You can set up a sprinkler before you start aerating to allow water to settle into the soil and moisten it before you start working on the lawn.
Also read: Top-rated commercial lawn aerators
3. Clean After Use
Debris, mud, or dry clumps of soil left on your lawn aerator after use are common culprits of poor performance in lawn aerators. Apart from causing clogs, failing to clean your lawn aerator blades hasten their damage.
Remove any dirt from your lawn aerator spikes before use or storage. For example, for small amounts of soil clumps, a simple rinse is enough to do the job, but you will need to scrub thoroughly for huge chunks.
After cleaning, ensure to let the lawn aerator dry before you store it or start using it.
Have you had your aerator not pulling plugs, or are the plugs stuck in the tines?
If you notice this with your aerator, check for the following:
Correct assembling.
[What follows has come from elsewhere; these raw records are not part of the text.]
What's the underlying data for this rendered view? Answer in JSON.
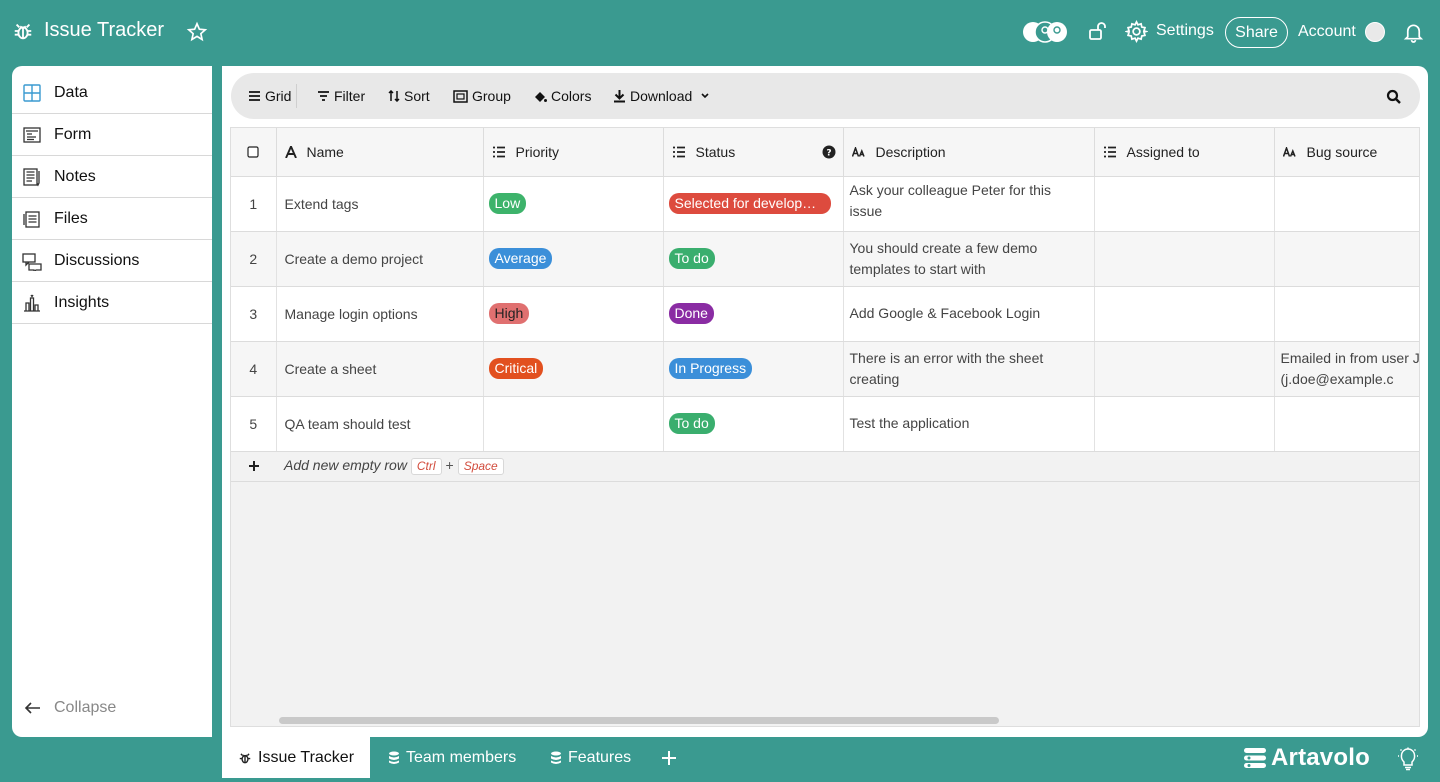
{
  "header": {
    "title": "Issue Tracker",
    "settings_label": "Settings",
    "share_label": "Share",
    "account_label": "Account"
  },
  "sidebar": {
    "items": [
      {
        "label": "Data",
        "icon": "grid-table-icon"
      },
      {
        "label": "Form",
        "icon": "form-icon"
      },
      {
        "label": "Notes",
        "icon": "notes-icon"
      },
      {
        "label": "Files",
        "icon": "files-icon"
      },
      {
        "label": "Discussions",
        "icon": "discussions-icon"
      },
      {
        "label": "Insights",
        "icon": "insights-icon"
      }
    ],
    "collapse_label": "Collapse"
  },
  "toolbar": {
    "grid": "Grid",
    "filter": "Filter",
    "sort": "Sort",
    "group": "Group",
    "colors": "Colors",
    "download": "Download"
  },
  "table": {
    "columns": [
      "Name",
      "Priority",
      "Status",
      "Description",
      "Assigned to",
      "Bug source"
    ],
    "rows": [
      {
        "num": "1",
        "name": "Extend tags",
        "priority": "Low",
        "status": "Selected for development",
        "description": "Ask your colleague Peter for this issue",
        "assigned": "",
        "bug_source": ""
      },
      {
        "num": "2",
        "name": "Create a demo project",
        "priority": "Average",
        "status": "To do",
        "description": "You should create a few demo templates to start with",
        "assigned": "",
        "bug_source": ""
      },
      {
        "num": "3",
        "name": "Manage login options",
        "priority": "High",
        "status": "Done",
        "description": "Add Google & Facebook Login",
        "assigned": "",
        "bug_source": ""
      },
      {
        "num": "4",
        "name": "Create a sheet",
        "priority": "Critical",
        "status": "In Progress",
        "description": "There is an error with the sheet creating",
        "assigned": "",
        "bug_source": "Emailed in from user J Doe (j.doe@example.c"
      },
      {
        "num": "5",
        "name": "QA team should test",
        "priority": "",
        "status": "To do",
        "description": "Test the application",
        "assigned": "",
        "bug_source": ""
      }
    ],
    "add_row": {
      "label": "Add new empty row",
      "key1": "Ctrl",
      "plus": "+",
      "key2": "Space"
    }
  },
  "colors": {
    "Low": "#3db36b",
    "Average": "#3b8fd9",
    "High": "#e07070",
    "Critical": "#e2501f",
    "Selected for development": "#dd4b3e",
    "To do": "#3aae6e",
    "Done": "#8a2ca3",
    "In Progress": "#3b8fd9",
    "accent": "#3a9a90"
  },
  "tabs": {
    "items": [
      "Issue Tracker",
      "Team members",
      "Features"
    ],
    "brand": "Artavolo"
  }
}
Your aerator comes with several metal parts, and a minor issue of wrong assembling may prevent it from functioning correctly. Make sure the spoons are curved and balanced towards the ground in the same direction on the front side.
In any case, they are in the reverse direction; your aerator will not pull plugs.
Secondly, your aerator may not pull plugs as expected if your lawn is too dry to penetrate. Solve this by sprinkling the ground prior to aeration.
Also read: Top-rated stand-on aerators
Another reason for your aerator not pulling plugs as expected could be uncleaned soil that has stuck and hardened in the tines. Avoid this by cleaning out any lay plugs after use.
FAQs- How to Prevent Lawn Aerator From Clogging
When Should I Aerate My Lawn?
Generally, aerating your lawn requires a little planning since several factors such as the grass type, the climate, and frequency come to play. The best course of action if you want to get satisfying results is to wait until the soil is moist.
Fall is the most appropriate time to aerate during cool-season lawns. On the other hand, the most appropriate time for warm-season yards is between late spring and early summer. You should avoid aerating during the dry periods because the soil will be too dry or muddy when it is wet.
Notably, if your lawn has heavy traffic, consider aerating at least twice a year. But if your lawn has little traffic, aerating once a year is enough.
What Should I Do After Aerating My Lawn?
After aerating your lawn, you can leave the soil plugs to decompose naturally on their own and later fill back the holes made by your lawn aerator.
After aeration, apply fertilizer to add nutrients to your lawn grassroots. Finally, reseed the thin grass areas on your lawn.
Things to Keep In Mind
- Always make sure your lawn aerator is assembled correctly before use.
- Do not store your lawn aerator without cleaning as it will cause damage and rust to the blades. Clogged aerators also make work hectic and waste a lot of time.
- If you decide to sharpen the lawn aerator blades on your own, follow the safety measures and wear protective clothing appropriately.
- Contact a professional whenever you encounter challenges that you cannot handle on your own.
Aerating your lawn should be a crucial component of your lawn care routine. It helps to break soil clumps, allowing your lawn grass to absorb nutrients better. Also, aerating your lawn improves the drainage and prevents flooding, giving you a better-looking lawn.
Picking the right tool to aerate lawn is the first step toward successful lawn aeration. A well-functioning lawn aerator saves you time, energy and makes the process more enjoyable. Your lawn aerator blades need to be sharp, clean, and efficient.
More importantly, by taking good care and managing your lawn aerator properly, you save yourself the hassle of replacing or hiring one every time you want to aerate your lawn. Read through the steps in this guide to improve your lawn aerator’s efficiency, prevent it from clogging, and improve your aerating experience.